Locate the string "General" in the records below. Copy every line where it occurs.

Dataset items

+++

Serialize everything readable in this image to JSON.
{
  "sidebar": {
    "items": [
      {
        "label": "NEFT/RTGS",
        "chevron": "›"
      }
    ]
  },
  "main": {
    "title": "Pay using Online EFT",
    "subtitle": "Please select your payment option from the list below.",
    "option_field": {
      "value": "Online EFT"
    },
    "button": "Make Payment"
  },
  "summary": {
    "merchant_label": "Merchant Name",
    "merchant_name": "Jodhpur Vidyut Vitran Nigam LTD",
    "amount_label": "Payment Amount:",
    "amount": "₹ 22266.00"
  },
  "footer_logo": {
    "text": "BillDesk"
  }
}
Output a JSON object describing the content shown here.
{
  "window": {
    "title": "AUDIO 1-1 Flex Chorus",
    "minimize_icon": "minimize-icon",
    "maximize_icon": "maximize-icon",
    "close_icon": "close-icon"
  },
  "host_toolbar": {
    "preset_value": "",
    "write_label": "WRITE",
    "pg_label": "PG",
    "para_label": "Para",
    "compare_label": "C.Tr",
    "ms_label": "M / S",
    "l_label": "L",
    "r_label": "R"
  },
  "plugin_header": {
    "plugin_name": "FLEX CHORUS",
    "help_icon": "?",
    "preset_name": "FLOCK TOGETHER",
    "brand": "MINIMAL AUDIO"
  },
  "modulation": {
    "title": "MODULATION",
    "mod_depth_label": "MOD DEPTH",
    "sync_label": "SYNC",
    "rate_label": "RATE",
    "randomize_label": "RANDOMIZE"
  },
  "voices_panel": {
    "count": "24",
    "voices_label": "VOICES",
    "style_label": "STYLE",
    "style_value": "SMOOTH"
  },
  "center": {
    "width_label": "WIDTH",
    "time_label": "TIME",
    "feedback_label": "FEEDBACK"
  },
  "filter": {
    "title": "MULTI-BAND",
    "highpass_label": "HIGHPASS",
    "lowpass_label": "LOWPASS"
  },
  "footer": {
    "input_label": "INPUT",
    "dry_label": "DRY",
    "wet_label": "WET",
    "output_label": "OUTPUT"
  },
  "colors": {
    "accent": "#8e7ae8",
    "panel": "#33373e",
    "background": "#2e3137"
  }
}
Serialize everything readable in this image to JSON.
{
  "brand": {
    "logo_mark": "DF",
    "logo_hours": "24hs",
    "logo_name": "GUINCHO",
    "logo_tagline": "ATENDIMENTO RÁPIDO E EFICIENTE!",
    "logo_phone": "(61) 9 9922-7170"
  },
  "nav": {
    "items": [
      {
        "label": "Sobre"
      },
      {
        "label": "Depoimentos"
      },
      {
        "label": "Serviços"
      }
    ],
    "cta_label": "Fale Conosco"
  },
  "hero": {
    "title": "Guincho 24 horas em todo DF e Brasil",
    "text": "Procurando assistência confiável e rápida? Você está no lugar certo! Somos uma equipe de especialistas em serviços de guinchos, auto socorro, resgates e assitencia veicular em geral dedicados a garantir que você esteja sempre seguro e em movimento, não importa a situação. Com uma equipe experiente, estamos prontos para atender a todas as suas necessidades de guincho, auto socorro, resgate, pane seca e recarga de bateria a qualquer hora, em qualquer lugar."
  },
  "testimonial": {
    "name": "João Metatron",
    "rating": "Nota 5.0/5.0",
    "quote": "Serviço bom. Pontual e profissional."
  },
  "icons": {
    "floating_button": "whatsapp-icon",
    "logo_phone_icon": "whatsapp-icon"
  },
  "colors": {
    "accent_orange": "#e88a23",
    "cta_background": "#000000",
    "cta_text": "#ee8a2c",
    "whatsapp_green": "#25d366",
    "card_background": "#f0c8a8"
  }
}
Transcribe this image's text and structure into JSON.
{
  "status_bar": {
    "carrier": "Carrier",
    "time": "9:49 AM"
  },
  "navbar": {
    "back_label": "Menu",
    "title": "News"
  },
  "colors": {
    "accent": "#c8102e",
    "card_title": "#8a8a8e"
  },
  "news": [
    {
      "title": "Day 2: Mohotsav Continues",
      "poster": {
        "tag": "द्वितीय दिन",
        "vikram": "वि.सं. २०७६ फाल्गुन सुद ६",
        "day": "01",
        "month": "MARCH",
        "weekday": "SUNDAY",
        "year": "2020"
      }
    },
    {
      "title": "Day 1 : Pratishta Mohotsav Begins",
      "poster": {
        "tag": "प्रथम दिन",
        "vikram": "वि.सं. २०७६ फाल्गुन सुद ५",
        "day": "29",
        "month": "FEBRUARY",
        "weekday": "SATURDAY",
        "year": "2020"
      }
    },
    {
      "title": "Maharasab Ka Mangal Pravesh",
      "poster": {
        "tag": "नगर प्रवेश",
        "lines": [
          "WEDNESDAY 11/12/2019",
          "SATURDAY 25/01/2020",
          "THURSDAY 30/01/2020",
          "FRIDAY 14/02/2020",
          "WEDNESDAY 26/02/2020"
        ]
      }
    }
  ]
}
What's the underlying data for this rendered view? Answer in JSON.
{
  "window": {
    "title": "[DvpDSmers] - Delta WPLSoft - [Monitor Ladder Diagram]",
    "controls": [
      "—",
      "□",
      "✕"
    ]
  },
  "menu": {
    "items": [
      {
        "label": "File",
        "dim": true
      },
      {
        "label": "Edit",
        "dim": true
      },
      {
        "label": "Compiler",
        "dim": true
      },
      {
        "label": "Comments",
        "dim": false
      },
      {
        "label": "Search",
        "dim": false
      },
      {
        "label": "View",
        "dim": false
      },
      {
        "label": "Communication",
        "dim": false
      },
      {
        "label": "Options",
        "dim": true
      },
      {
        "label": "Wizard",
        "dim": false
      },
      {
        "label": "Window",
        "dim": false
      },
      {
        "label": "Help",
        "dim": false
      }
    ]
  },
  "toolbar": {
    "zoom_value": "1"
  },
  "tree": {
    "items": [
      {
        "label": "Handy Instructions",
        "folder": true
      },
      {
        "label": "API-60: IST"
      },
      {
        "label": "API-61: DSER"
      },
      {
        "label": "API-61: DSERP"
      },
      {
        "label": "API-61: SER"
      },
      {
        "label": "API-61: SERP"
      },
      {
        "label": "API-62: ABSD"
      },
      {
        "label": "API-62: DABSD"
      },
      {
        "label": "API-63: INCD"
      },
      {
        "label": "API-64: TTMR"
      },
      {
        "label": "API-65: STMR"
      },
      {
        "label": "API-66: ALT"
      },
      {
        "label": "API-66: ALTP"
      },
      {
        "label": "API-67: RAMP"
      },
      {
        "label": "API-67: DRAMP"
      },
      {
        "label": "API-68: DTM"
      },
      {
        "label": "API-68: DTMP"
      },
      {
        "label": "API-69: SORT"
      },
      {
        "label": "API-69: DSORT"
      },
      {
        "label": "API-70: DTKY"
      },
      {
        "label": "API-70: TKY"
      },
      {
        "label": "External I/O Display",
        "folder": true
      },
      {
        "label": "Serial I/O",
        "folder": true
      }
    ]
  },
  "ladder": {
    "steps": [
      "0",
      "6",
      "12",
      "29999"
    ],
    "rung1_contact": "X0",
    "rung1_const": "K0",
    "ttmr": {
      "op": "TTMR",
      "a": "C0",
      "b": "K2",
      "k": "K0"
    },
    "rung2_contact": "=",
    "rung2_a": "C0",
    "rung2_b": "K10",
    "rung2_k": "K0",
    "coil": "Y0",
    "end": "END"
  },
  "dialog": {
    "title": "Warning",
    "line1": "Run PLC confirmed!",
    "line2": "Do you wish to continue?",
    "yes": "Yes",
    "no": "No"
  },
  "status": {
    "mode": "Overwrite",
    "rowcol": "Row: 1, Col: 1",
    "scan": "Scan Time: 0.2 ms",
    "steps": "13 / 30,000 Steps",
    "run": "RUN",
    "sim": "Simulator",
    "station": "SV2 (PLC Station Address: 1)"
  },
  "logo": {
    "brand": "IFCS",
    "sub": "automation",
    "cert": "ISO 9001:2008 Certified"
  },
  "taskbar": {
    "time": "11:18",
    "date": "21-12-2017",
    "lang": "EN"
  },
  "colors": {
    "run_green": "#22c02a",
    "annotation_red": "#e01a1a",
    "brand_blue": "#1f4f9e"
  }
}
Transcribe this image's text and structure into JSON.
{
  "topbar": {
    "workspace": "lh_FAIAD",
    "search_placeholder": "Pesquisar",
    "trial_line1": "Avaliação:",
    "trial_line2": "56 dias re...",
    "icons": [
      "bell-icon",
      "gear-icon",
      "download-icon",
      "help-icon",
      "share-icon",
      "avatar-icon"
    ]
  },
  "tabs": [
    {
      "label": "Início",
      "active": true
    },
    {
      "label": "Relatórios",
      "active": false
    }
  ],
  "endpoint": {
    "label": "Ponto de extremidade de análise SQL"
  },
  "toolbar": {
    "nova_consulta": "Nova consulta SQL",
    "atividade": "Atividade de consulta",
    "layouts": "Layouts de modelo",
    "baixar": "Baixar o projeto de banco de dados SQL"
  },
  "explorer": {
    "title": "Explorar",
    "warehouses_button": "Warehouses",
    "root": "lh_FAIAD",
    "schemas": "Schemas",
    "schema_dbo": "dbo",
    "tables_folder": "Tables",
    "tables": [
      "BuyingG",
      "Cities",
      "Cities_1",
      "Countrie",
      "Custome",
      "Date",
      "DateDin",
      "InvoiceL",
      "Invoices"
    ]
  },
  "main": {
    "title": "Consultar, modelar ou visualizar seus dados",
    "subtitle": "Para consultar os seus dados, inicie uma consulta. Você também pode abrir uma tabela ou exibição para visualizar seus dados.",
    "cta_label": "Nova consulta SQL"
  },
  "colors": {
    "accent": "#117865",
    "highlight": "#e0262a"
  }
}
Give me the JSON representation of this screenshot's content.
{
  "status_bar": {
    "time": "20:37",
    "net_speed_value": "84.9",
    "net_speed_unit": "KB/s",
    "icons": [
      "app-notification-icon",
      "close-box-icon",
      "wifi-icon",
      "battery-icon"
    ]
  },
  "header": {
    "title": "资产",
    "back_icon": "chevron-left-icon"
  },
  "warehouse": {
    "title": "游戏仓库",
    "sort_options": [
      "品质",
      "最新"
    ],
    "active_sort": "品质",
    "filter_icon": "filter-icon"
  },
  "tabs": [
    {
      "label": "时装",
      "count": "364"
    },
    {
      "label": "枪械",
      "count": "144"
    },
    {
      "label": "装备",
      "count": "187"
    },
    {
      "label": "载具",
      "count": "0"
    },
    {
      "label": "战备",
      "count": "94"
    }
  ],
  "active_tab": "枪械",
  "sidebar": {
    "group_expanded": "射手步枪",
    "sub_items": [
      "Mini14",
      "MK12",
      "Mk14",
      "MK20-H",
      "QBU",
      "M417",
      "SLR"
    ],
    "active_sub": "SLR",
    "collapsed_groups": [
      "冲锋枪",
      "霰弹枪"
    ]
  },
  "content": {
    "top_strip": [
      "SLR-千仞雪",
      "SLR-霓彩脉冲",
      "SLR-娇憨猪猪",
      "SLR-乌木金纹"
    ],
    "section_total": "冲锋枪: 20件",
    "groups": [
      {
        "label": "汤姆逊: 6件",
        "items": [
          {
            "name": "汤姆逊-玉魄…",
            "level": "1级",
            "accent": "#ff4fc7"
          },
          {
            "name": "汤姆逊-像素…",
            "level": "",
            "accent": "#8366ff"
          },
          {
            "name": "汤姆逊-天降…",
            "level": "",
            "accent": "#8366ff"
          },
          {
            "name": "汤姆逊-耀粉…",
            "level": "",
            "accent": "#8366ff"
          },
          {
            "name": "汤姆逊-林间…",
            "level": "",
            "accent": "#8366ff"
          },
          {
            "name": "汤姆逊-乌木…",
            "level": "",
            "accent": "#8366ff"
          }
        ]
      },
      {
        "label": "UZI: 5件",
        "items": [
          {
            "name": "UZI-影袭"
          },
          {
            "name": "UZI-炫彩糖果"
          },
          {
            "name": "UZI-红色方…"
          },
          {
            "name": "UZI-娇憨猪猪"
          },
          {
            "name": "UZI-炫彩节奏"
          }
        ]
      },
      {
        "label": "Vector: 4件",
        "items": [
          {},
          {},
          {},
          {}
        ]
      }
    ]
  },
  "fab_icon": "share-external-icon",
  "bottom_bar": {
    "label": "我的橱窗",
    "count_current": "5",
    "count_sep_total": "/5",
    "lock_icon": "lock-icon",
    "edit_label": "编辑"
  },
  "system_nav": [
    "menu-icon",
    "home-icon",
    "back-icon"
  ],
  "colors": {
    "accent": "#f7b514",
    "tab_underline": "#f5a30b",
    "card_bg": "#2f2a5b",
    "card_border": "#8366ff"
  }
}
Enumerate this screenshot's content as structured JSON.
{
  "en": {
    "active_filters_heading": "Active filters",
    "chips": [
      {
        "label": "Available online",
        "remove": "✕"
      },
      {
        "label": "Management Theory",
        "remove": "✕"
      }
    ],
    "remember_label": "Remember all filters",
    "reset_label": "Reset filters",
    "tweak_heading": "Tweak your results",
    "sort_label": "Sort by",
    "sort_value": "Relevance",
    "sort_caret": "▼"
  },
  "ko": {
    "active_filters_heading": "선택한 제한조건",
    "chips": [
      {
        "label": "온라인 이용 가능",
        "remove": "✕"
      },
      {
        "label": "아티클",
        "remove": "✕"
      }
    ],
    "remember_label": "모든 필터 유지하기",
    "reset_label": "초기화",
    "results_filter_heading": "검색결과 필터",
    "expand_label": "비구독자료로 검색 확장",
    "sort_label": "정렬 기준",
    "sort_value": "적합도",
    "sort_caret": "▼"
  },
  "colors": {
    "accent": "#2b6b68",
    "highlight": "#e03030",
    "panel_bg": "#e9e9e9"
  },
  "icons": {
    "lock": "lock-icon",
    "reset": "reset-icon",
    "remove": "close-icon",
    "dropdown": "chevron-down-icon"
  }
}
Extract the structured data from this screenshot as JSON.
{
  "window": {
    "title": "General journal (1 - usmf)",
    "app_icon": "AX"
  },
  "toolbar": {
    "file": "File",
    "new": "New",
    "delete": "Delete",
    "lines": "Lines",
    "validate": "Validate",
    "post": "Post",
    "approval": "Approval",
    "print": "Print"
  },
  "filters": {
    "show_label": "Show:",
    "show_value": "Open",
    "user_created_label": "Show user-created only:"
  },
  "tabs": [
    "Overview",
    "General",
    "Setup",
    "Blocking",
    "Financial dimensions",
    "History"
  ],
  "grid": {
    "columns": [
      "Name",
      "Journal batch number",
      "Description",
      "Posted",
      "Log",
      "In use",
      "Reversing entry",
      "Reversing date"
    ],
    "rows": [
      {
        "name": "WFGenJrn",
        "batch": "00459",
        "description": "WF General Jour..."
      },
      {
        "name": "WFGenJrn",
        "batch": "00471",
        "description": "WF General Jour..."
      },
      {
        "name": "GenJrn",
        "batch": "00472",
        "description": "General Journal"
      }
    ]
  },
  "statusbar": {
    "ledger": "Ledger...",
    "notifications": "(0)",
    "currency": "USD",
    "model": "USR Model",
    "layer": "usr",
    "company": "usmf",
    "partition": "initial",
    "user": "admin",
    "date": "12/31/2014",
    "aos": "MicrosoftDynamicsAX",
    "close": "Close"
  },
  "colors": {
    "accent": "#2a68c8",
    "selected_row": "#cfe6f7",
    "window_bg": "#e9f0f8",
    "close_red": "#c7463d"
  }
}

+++

Exercise result:
    "title": "General journal (1 - usmf)",
    "General",
        "description": "WF General Jour..."
        "description": "WF General Jour..."
        "description": "General Journal"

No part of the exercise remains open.